[[ RECORDS TO PROCESS, beginning ]]
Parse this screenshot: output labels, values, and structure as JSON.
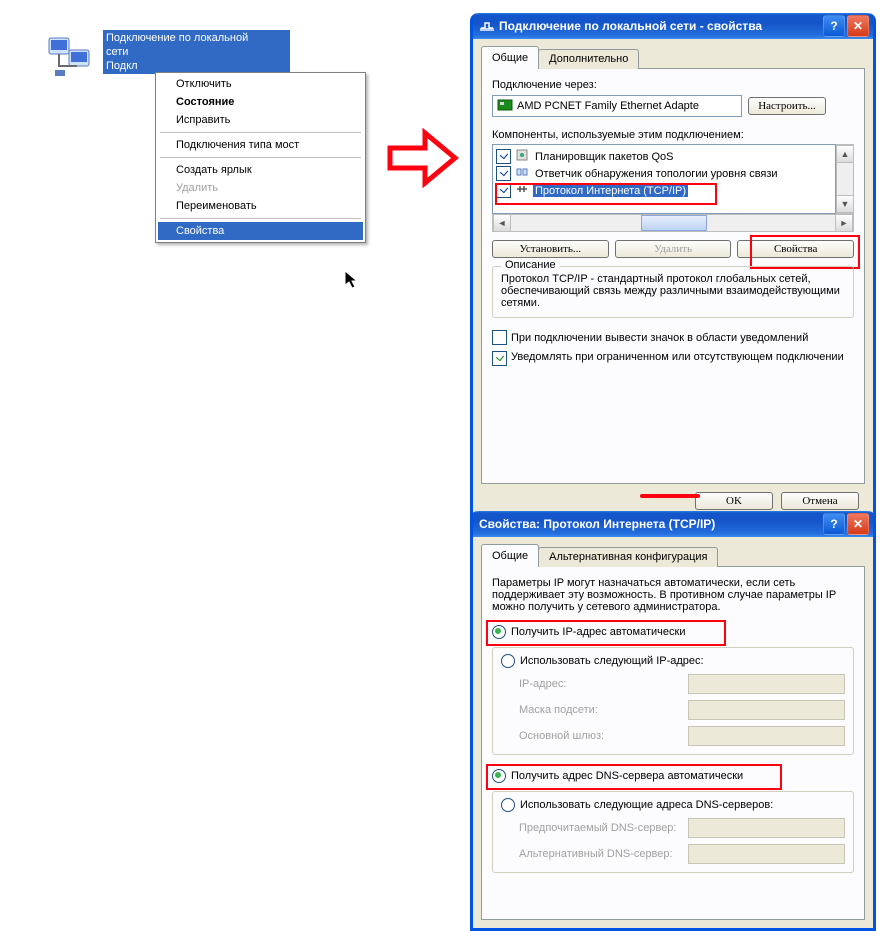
{
  "desktop": {
    "icon_label_line1": "Подключение по локальной",
    "icon_label_line2": "сети",
    "icon_label_line3": "Подкл"
  },
  "context_menu": {
    "items": [
      {
        "label": "Отключить",
        "bold": false,
        "disabled": false,
        "sep": false
      },
      {
        "label": "Состояние",
        "bold": true,
        "disabled": false,
        "sep": false
      },
      {
        "label": "Исправить",
        "bold": false,
        "disabled": false,
        "sep": false
      },
      {
        "sep": true
      },
      {
        "label": "Подключения типа мост",
        "bold": false,
        "disabled": false,
        "sep": false
      },
      {
        "sep": true
      },
      {
        "label": "Создать ярлык",
        "bold": false,
        "disabled": false,
        "sep": false
      },
      {
        "label": "Удалить",
        "bold": false,
        "disabled": true,
        "sep": false
      },
      {
        "label": "Переименовать",
        "bold": false,
        "disabled": false,
        "sep": false
      },
      {
        "sep": true
      },
      {
        "label": "Свойства",
        "bold": false,
        "disabled": false,
        "sep": false,
        "selected": true
      }
    ]
  },
  "win1": {
    "title": "Подключение по локальной сети - свойства",
    "tabs": {
      "general": "Общие",
      "advanced": "Дополнительно"
    },
    "connect_via_label": "Подключение через:",
    "adapter": "AMD PCNET Family Ethernet Adapte",
    "configure_btn": "Настроить...",
    "components_label": "Компоненты, используемые этим подключением:",
    "components": [
      {
        "checked": true,
        "icon": "qos",
        "label": "Планировщик пакетов QoS",
        "selected": false
      },
      {
        "checked": true,
        "icon": "topology",
        "label": "Ответчик обнаружения топологии уровня связи",
        "selected": false
      },
      {
        "checked": true,
        "icon": "tcpip",
        "label": "Протокол Интернета (TCP/IP)",
        "selected": true
      }
    ],
    "install_btn": "Установить...",
    "remove_btn": "Удалить",
    "properties_btn": "Свойства",
    "desc_legend": "Описание",
    "desc_text": "Протокол TCP/IP - стандартный протокол глобальных сетей, обеспечивающий связь между различными взаимодействующими сетями.",
    "notify_icon": "При подключении вывести значок в области уведомлений",
    "notify_limited": "Уведомлять при ограниченном или отсутствующем подключении",
    "ok": "OK",
    "cancel": "Отмена"
  },
  "win2": {
    "title": "Свойства: Протокол Интернета (TCP/IP)",
    "tabs": {
      "general": "Общие",
      "alt": "Альтернативная конфигурация"
    },
    "intro": "Параметры IP могут назначаться автоматически, если сеть поддерживает эту возможность. В противном случае параметры IP можно получить у сетевого администратора.",
    "ip_auto": "Получить IP-адрес автоматически",
    "ip_manual": "Использовать следующий IP-адрес:",
    "ip_addr": "IP-адрес:",
    "mask": "Маска подсети:",
    "gateway": "Основной шлюз:",
    "dns_auto": "Получить адрес DNS-сервера автоматически",
    "dns_manual": "Использовать следующие адреса DNS-серверов:",
    "dns_pref": "Предпочитаемый DNS-сервер:",
    "dns_alt": "Альтернативный DNS-сервер:"
  }
}
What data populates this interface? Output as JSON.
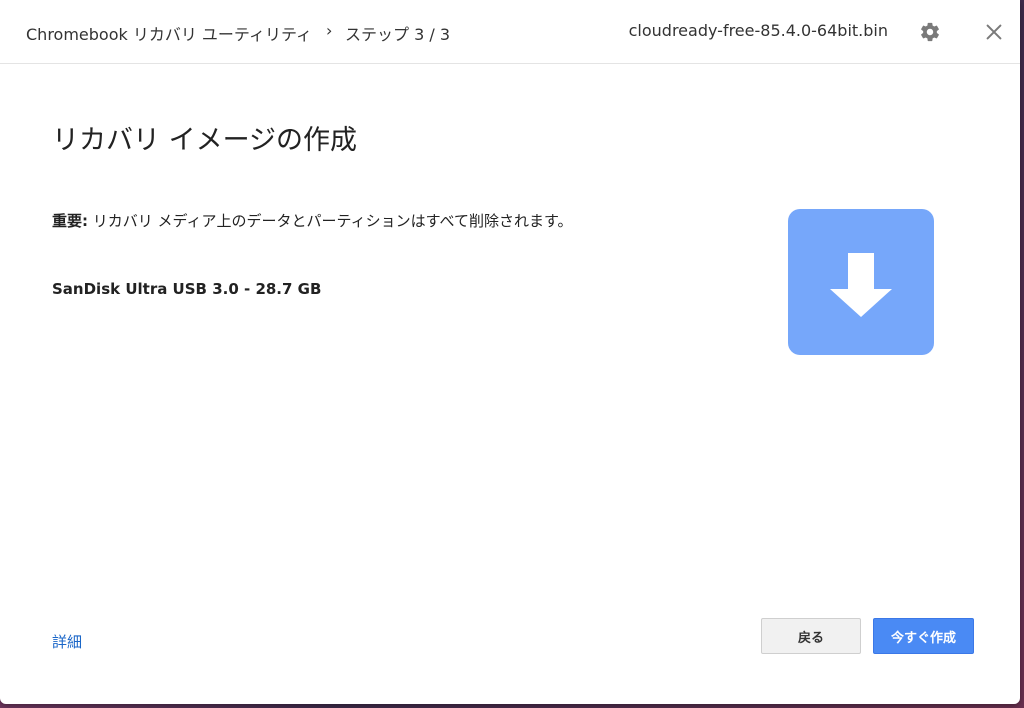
{
  "header": {
    "app_title": "Chromebook リカバリ ユーティリティ",
    "chevron": "›",
    "step": "ステップ 3 / 3",
    "file_name": "cloudready-free-85.4.0-64bit.bin",
    "settings_icon": "gear-icon",
    "close_icon": "close-icon"
  },
  "main": {
    "title": "リカバリ イメージの作成",
    "warning_label": "重要:",
    "warning_text": " リカバリ メディア上のデータとパーティションはすべて削除されます。",
    "device": "SanDisk Ultra USB 3.0 - 28.7 GB",
    "illustration_icon": "download-arrow-icon",
    "illustration_color": "#76a7fa"
  },
  "footer": {
    "details_link": "詳細",
    "back_button": "戻る",
    "create_button": "今すぐ作成"
  },
  "colors": {
    "accent": "#4a8af4",
    "link": "#1a66c8"
  }
}
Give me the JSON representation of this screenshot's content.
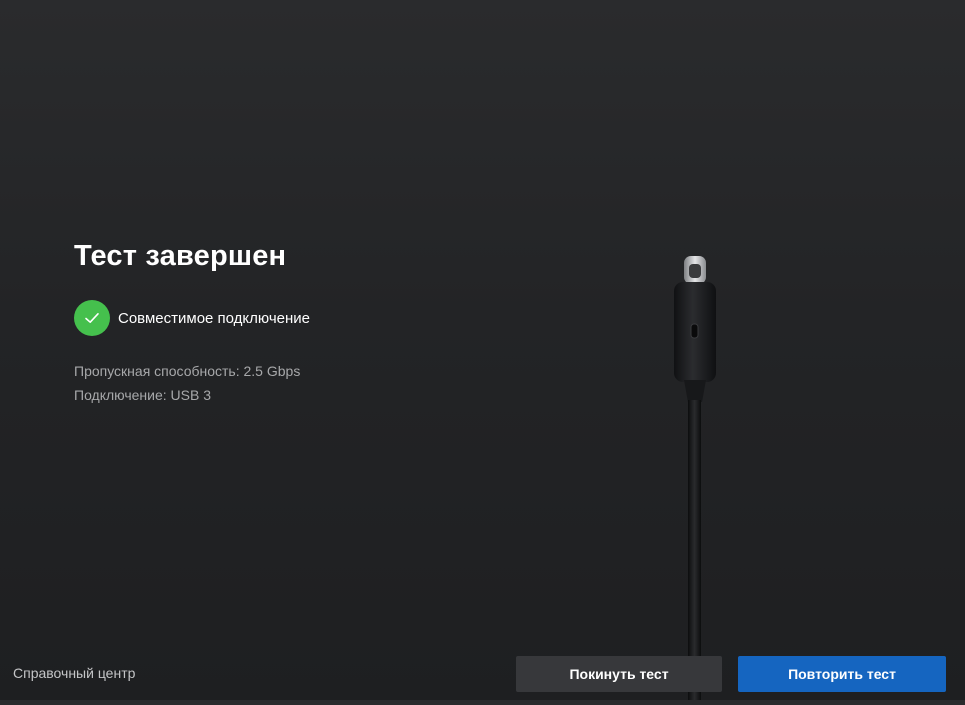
{
  "main": {
    "title": "Тест завершен",
    "status": {
      "icon": "checkmark-icon",
      "color": "#45c04d",
      "text": "Совместимое подключение"
    },
    "bandwidth_text": "Пропускная способность: 2.5 Gbps",
    "connection_text": "Подключение: USB 3",
    "illustration": "usb-c-cable"
  },
  "footer": {
    "help_link": "Справочный центр",
    "leave_button": "Покинуть тест",
    "retry_button": "Повторить тест"
  },
  "colors": {
    "background": "#252628",
    "success": "#45c04d",
    "primary_button": "#1565c0",
    "secondary_button": "#37383b"
  }
}
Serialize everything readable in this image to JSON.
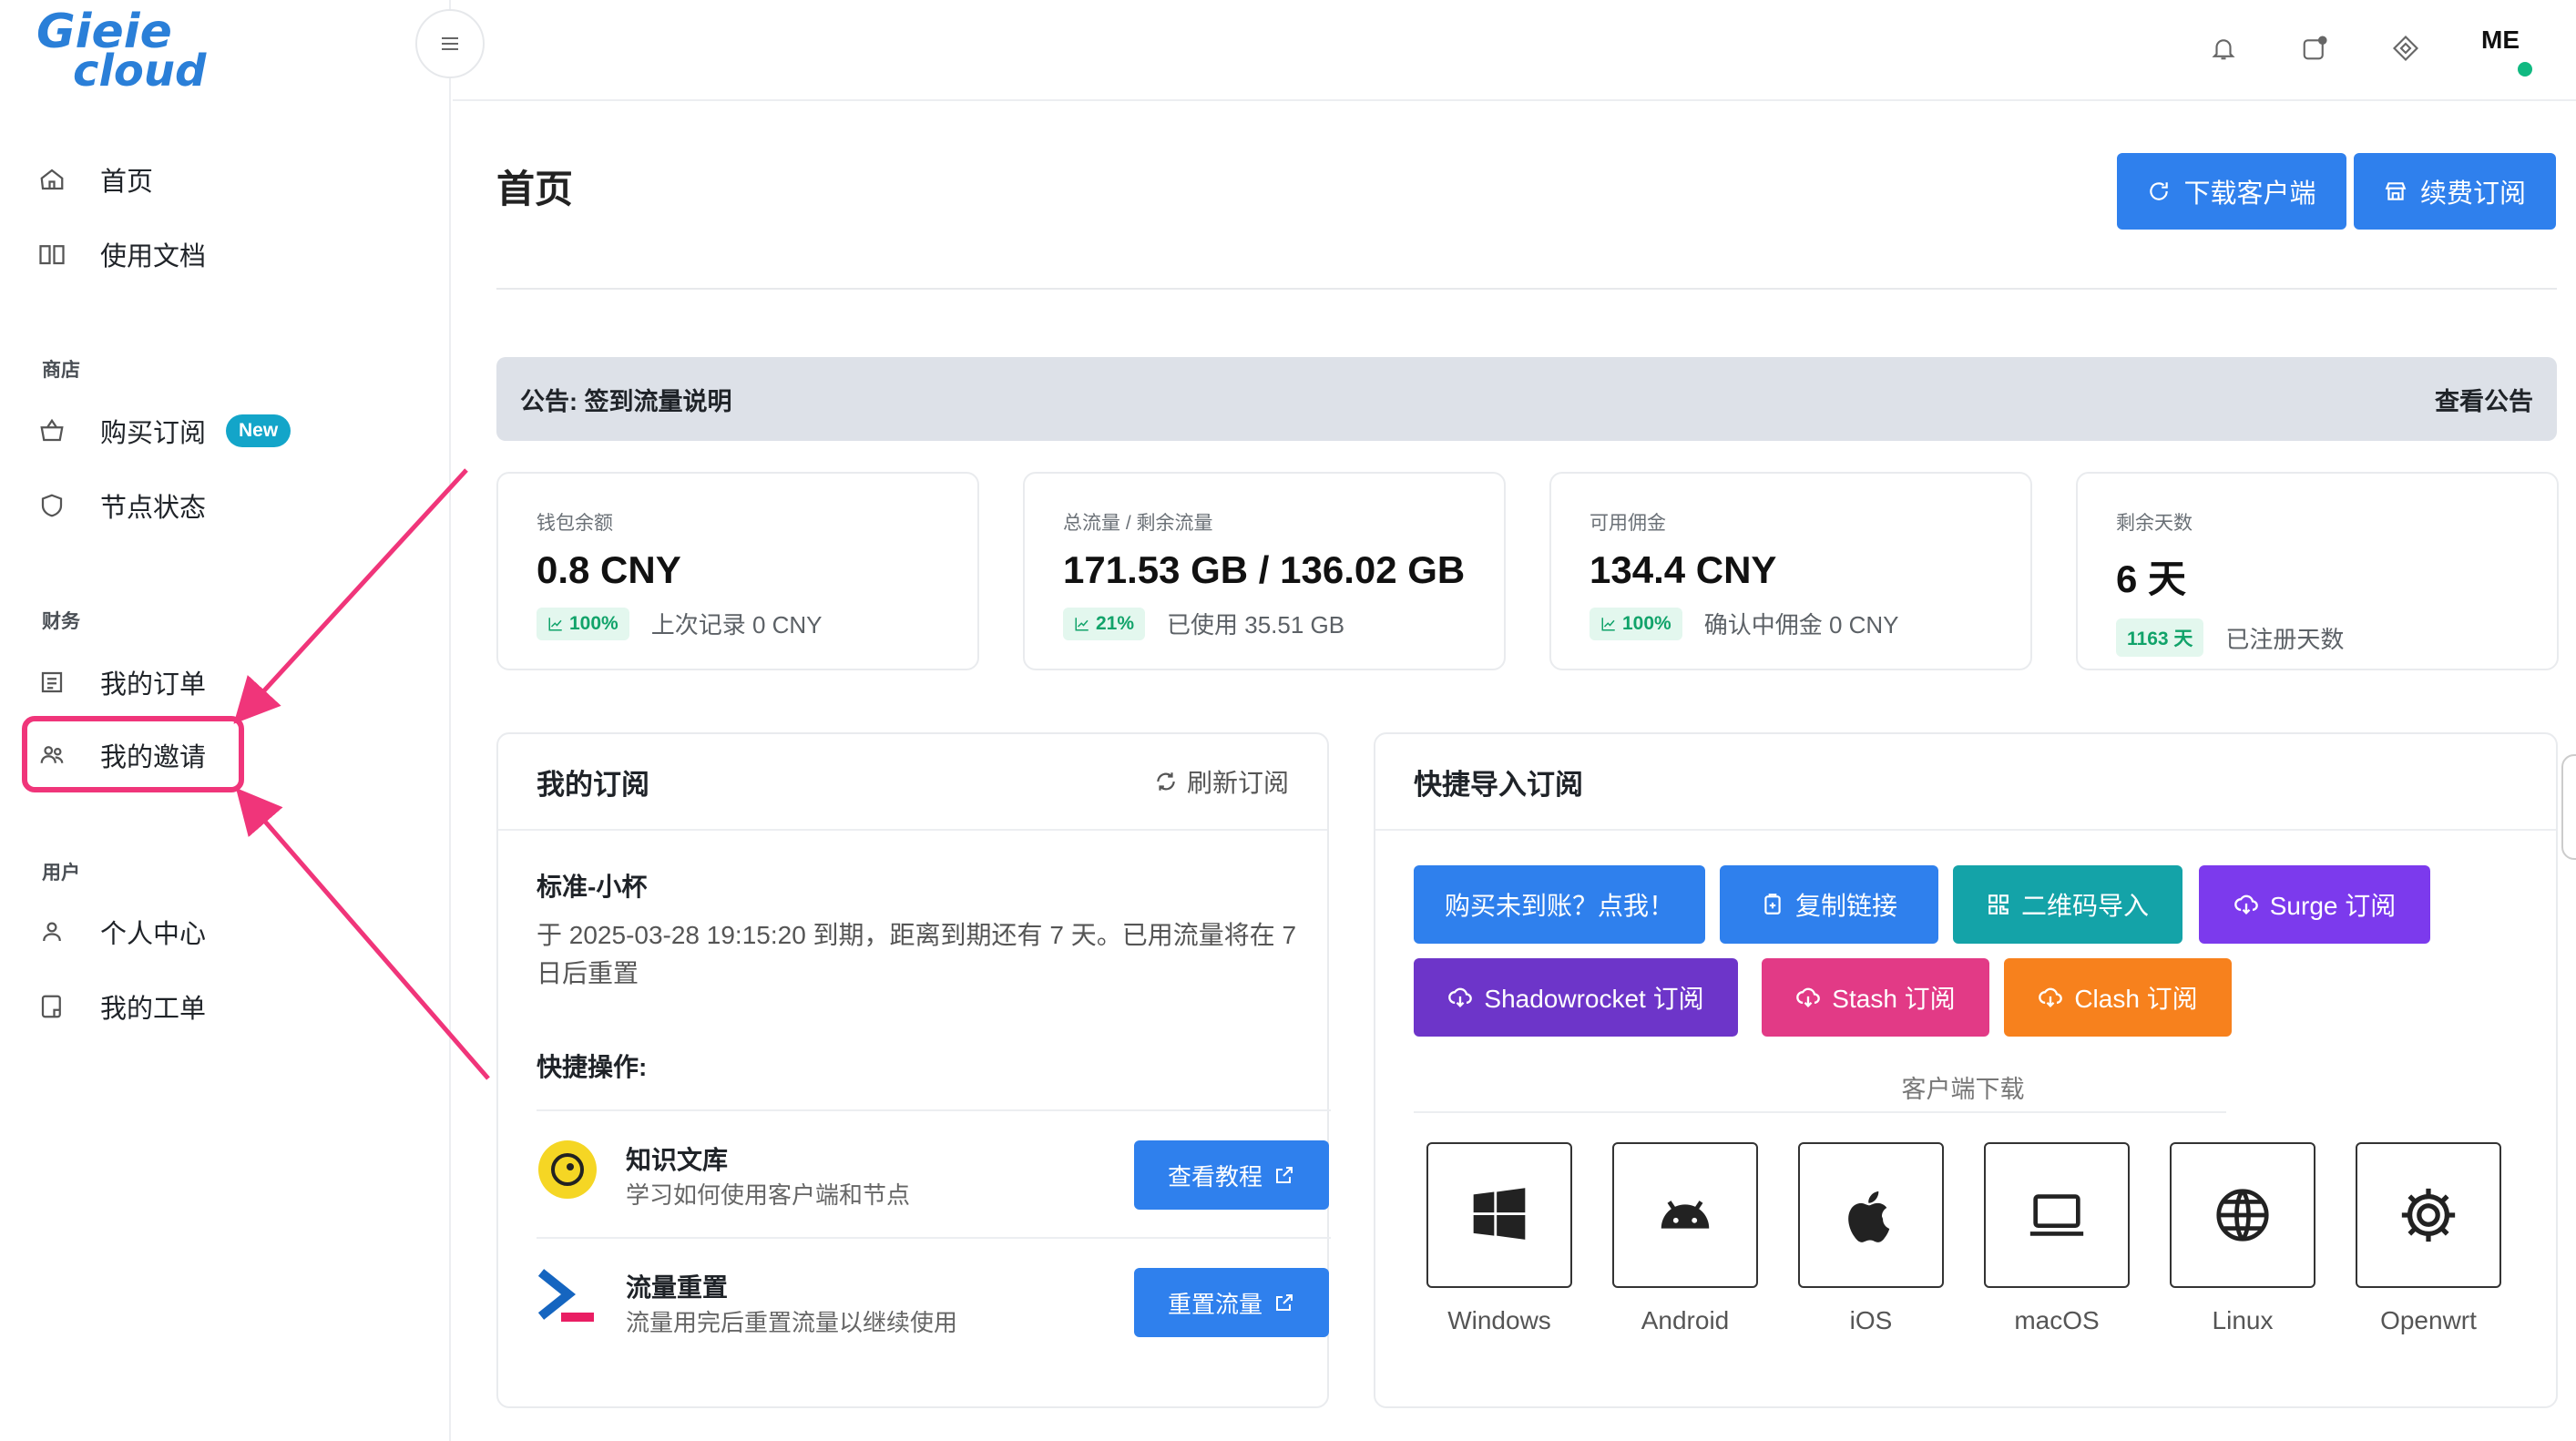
{
  "logo": {
    "line1": "Gieie",
    "line2": "cloud"
  },
  "sidebar": {
    "top_items": [
      {
        "label": "首页",
        "icon": "home-icon"
      },
      {
        "label": "使用文档",
        "icon": "book-icon"
      }
    ],
    "shop": {
      "label": "商店",
      "items": [
        {
          "label": "购买订阅",
          "icon": "basket-icon",
          "badge": "New"
        },
        {
          "label": "节点状态",
          "icon": "shield-icon"
        }
      ]
    },
    "finance": {
      "label": "财务",
      "items": [
        {
          "label": "我的订单",
          "icon": "receipt-icon"
        },
        {
          "label": "我的邀请",
          "icon": "users-icon"
        }
      ]
    },
    "user": {
      "label": "用户",
      "items": [
        {
          "label": "个人中心",
          "icon": "user-icon"
        },
        {
          "label": "我的工单",
          "icon": "ticket-icon"
        }
      ]
    }
  },
  "topbar": {
    "icons": [
      "bell-icon",
      "message-icon",
      "diamond-icon"
    ],
    "avatar": "ME",
    "status_color": "#10b981"
  },
  "header": {
    "title": "首页",
    "download_btn": "下载客户端",
    "renew_btn": "续费订阅"
  },
  "notice": {
    "text": "公告: 签到流量说明",
    "link": "查看公告"
  },
  "stats": [
    {
      "label": "钱包余额",
      "value": "0.8 CNY",
      "pill": "100%",
      "sub": "上次记录 0 CNY"
    },
    {
      "label": "总流量 / 剩余流量",
      "value": "171.53 GB / 136.02 GB",
      "pill": "21%",
      "sub": "已使用 35.51 GB"
    },
    {
      "label": "可用佣金",
      "value": "134.4 CNY",
      "pill": "100%",
      "sub": "确认中佣金 0 CNY"
    },
    {
      "label": "剩余天数",
      "value": "6 天",
      "pill": "1163 天",
      "sub": "已注册天数"
    }
  ],
  "subscription": {
    "title": "我的订阅",
    "refresh": "刷新订阅",
    "plan": "标准-小杯",
    "desc": "于 2025-03-28 19:15:20 到期，距离到期还有 7 天。已用流量将在 7 日后重置",
    "quick_title": "快捷操作:",
    "rows": [
      {
        "title": "知识文库",
        "desc": "学习如何使用客户端和节点",
        "btn": "查看教程"
      },
      {
        "title": "流量重置",
        "desc": "流量用完后重置流量以继续使用",
        "btn": "重置流量"
      }
    ]
  },
  "import": {
    "title": "快捷导入订阅",
    "buttons": [
      {
        "label": "购买未到账？点我！",
        "color": "#2f80ed"
      },
      {
        "label": "复制链接",
        "color": "#2f80ed"
      },
      {
        "label": "二维码导入",
        "color": "#14a3a8"
      },
      {
        "label": "Surge 订阅",
        "color": "#7c3aed"
      },
      {
        "label": "Shadowrocket 订阅",
        "color": "#6d35c9"
      },
      {
        "label": "Stash 订阅",
        "color": "#e23a86"
      },
      {
        "label": "Clash 订阅",
        "color": "#f7811d"
      }
    ],
    "download_label": "客户端下载",
    "clients": [
      "Windows",
      "Android",
      "iOS",
      "macOS",
      "Linux",
      "Openwrt"
    ]
  }
}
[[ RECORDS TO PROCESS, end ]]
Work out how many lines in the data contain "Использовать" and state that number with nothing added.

▶ _COMPLETED TASK_
2